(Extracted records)
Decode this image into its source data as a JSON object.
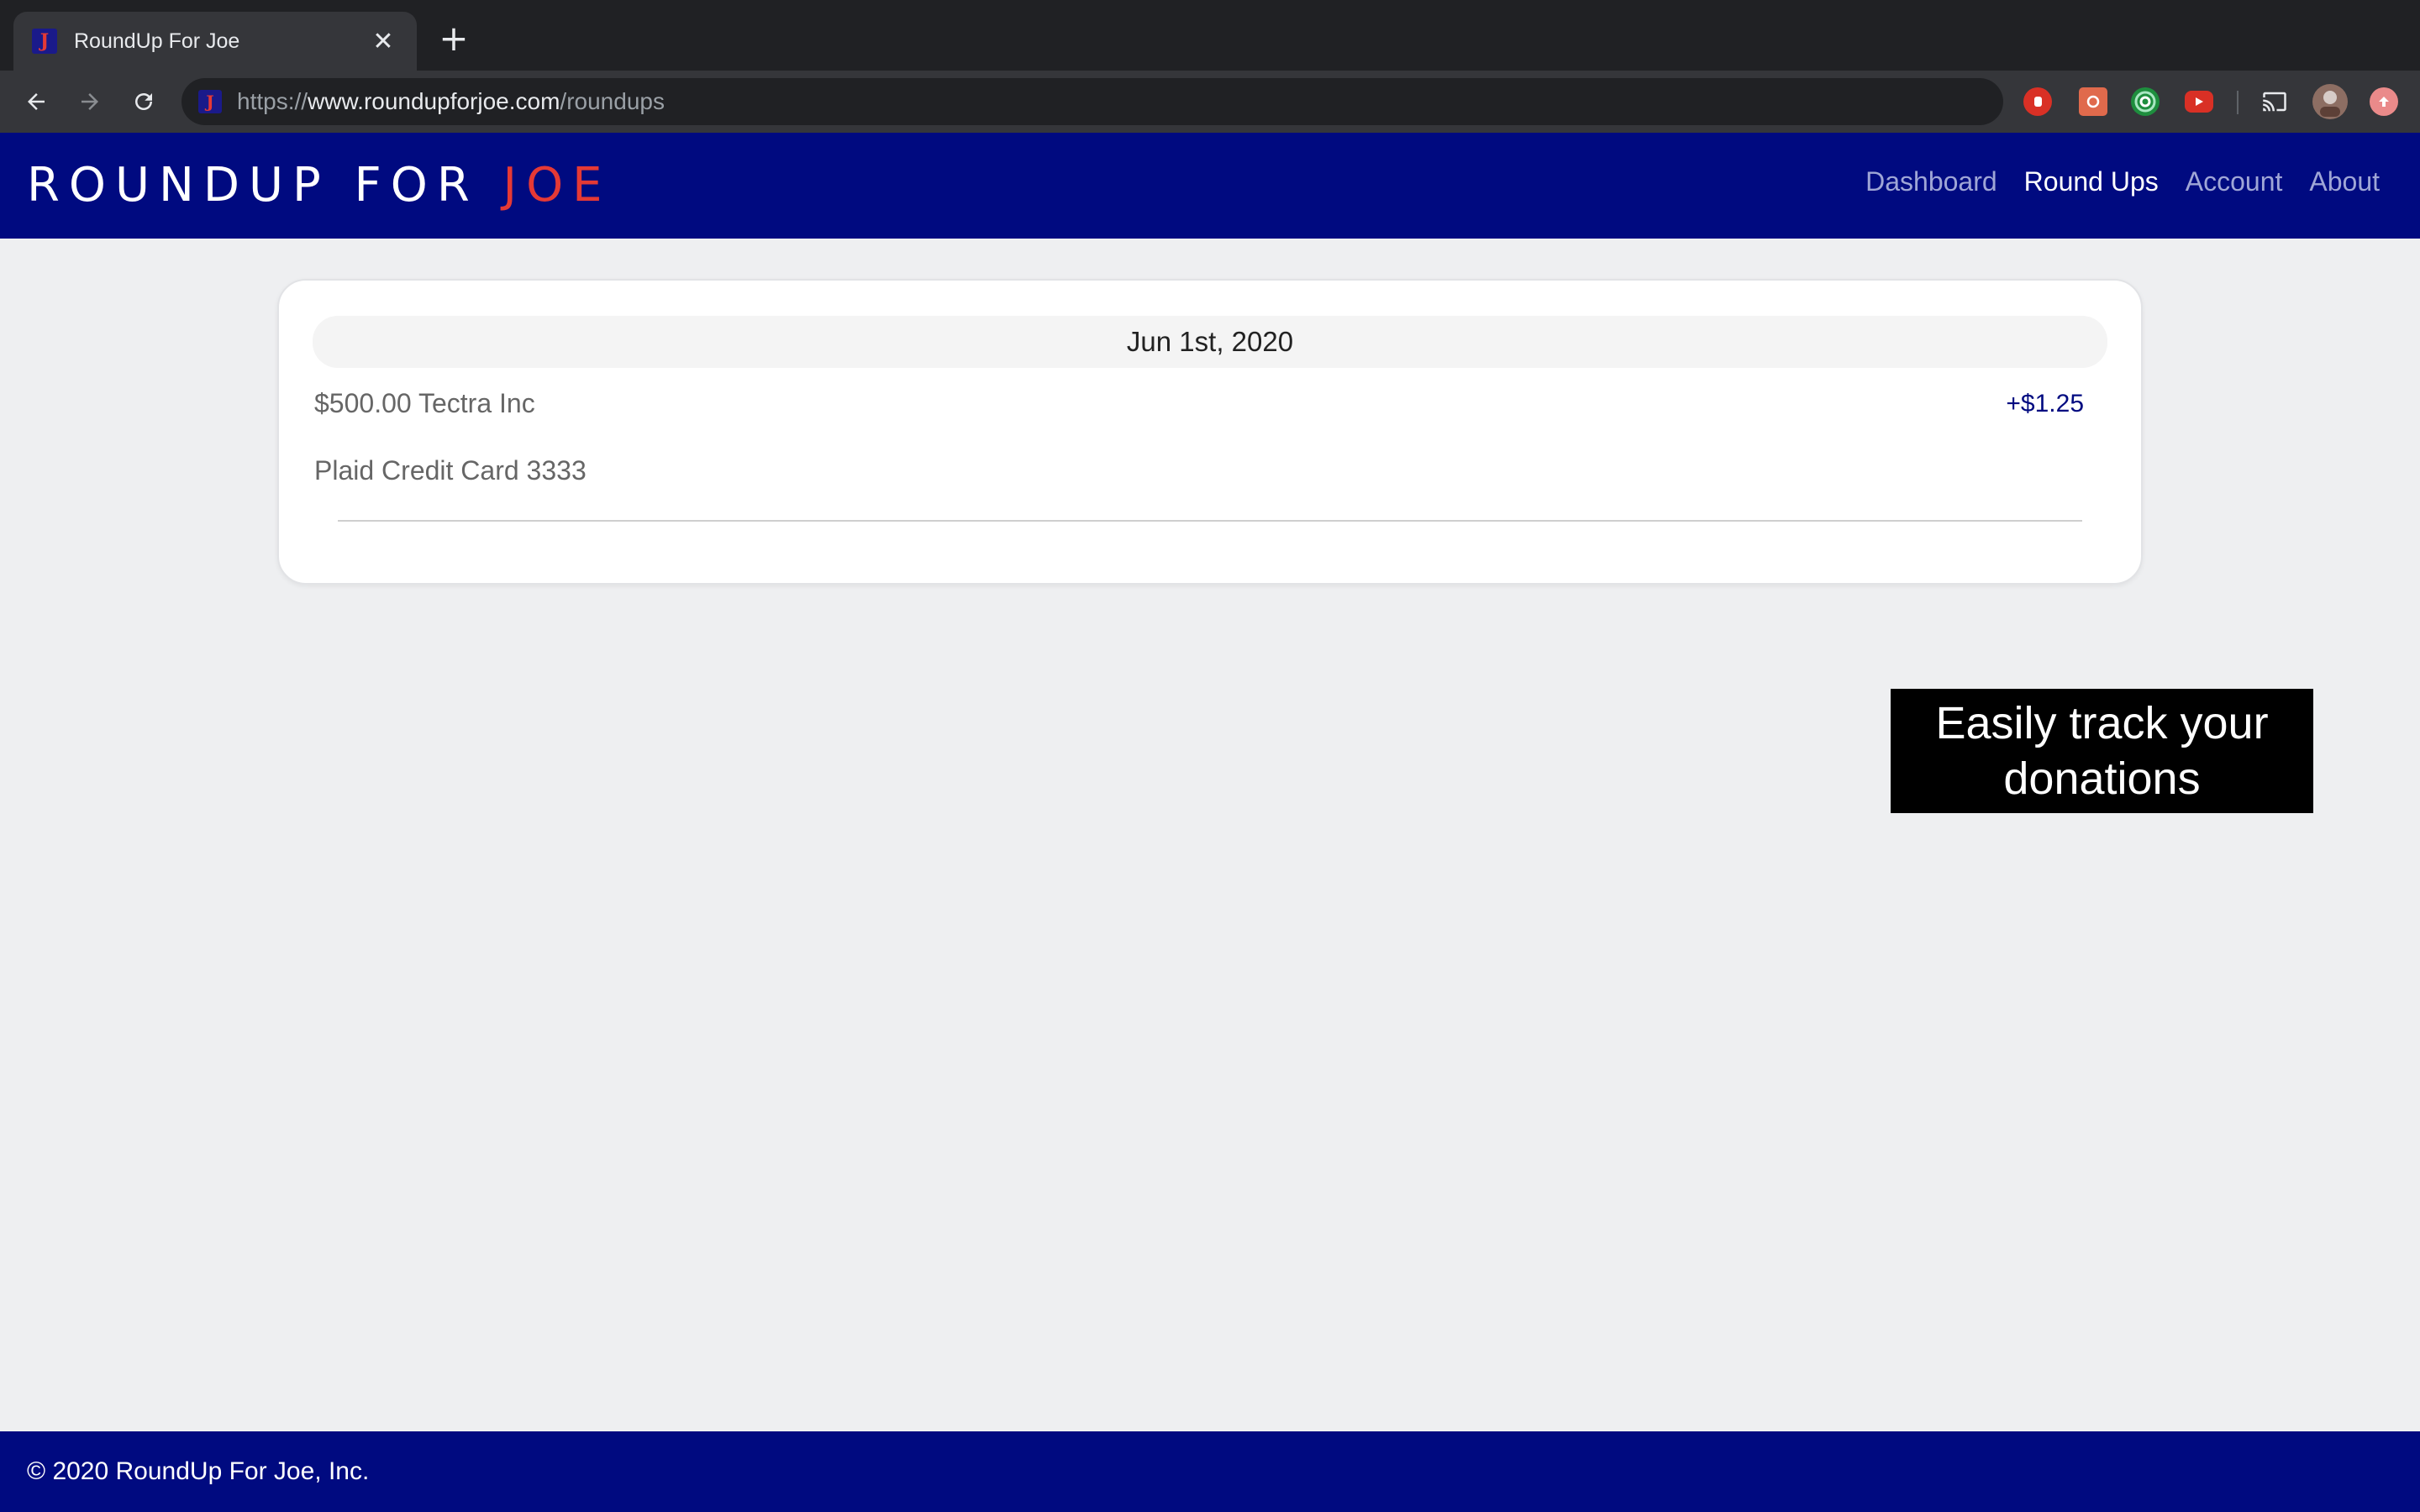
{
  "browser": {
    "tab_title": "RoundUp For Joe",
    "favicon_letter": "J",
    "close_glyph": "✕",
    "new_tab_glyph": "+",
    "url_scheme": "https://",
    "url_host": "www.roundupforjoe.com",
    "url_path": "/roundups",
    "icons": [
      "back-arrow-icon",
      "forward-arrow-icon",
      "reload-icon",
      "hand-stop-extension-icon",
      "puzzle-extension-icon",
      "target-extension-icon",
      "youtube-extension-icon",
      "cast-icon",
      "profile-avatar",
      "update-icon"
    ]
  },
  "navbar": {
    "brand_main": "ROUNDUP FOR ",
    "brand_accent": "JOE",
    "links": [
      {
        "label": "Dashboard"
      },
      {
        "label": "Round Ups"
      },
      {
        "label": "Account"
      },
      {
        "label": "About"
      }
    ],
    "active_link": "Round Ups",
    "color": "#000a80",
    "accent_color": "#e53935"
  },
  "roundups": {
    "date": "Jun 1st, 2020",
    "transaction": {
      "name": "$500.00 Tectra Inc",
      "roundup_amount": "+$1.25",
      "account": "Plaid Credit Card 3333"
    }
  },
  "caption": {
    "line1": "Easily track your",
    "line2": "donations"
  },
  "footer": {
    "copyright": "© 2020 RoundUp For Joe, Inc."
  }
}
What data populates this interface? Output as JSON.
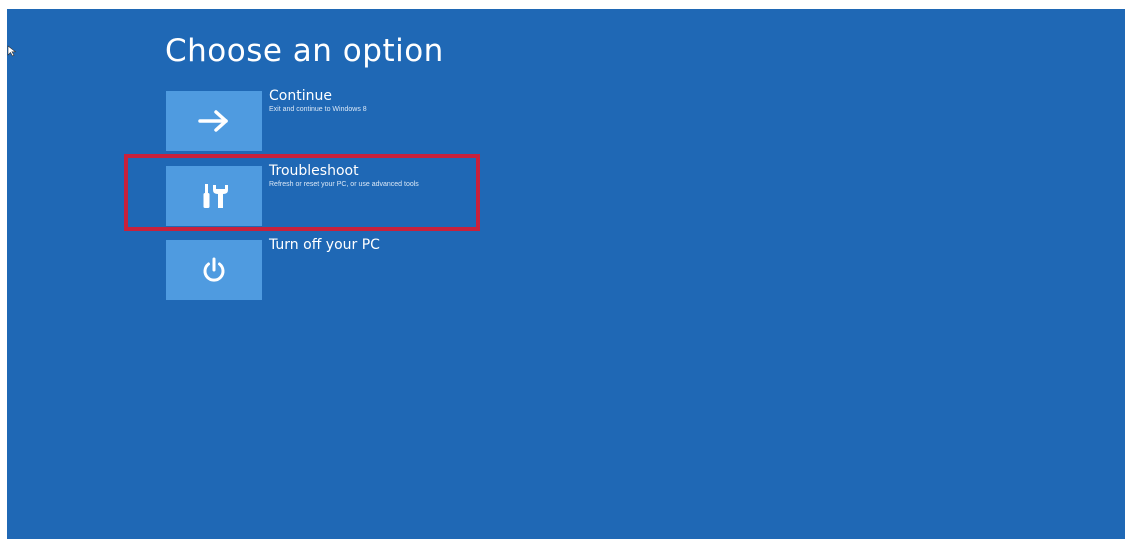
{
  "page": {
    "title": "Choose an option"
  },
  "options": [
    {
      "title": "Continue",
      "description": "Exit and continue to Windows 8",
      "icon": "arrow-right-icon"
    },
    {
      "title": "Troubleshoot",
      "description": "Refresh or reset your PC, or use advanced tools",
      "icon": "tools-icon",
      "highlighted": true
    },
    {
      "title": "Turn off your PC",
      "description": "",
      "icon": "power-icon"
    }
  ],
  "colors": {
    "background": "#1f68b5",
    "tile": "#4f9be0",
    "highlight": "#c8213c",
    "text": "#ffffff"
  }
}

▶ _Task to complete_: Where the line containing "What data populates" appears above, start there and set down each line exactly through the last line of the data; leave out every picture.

▶ _Your solution_:
What data populates this interface? Output as JSON.
{
  "page": {
    "title": "Choose an option"
  },
  "options": [
    {
      "title": "Continue",
      "description": "Exit and continue to Windows 8",
      "icon": "arrow-right-icon"
    },
    {
      "title": "Troubleshoot",
      "description": "Refresh or reset your PC, or use advanced tools",
      "icon": "tools-icon",
      "highlighted": true
    },
    {
      "title": "Turn off your PC",
      "description": "",
      "icon": "power-icon"
    }
  ],
  "colors": {
    "background": "#1f68b5",
    "tile": "#4f9be0",
    "highlight": "#c8213c",
    "text": "#ffffff"
  }
}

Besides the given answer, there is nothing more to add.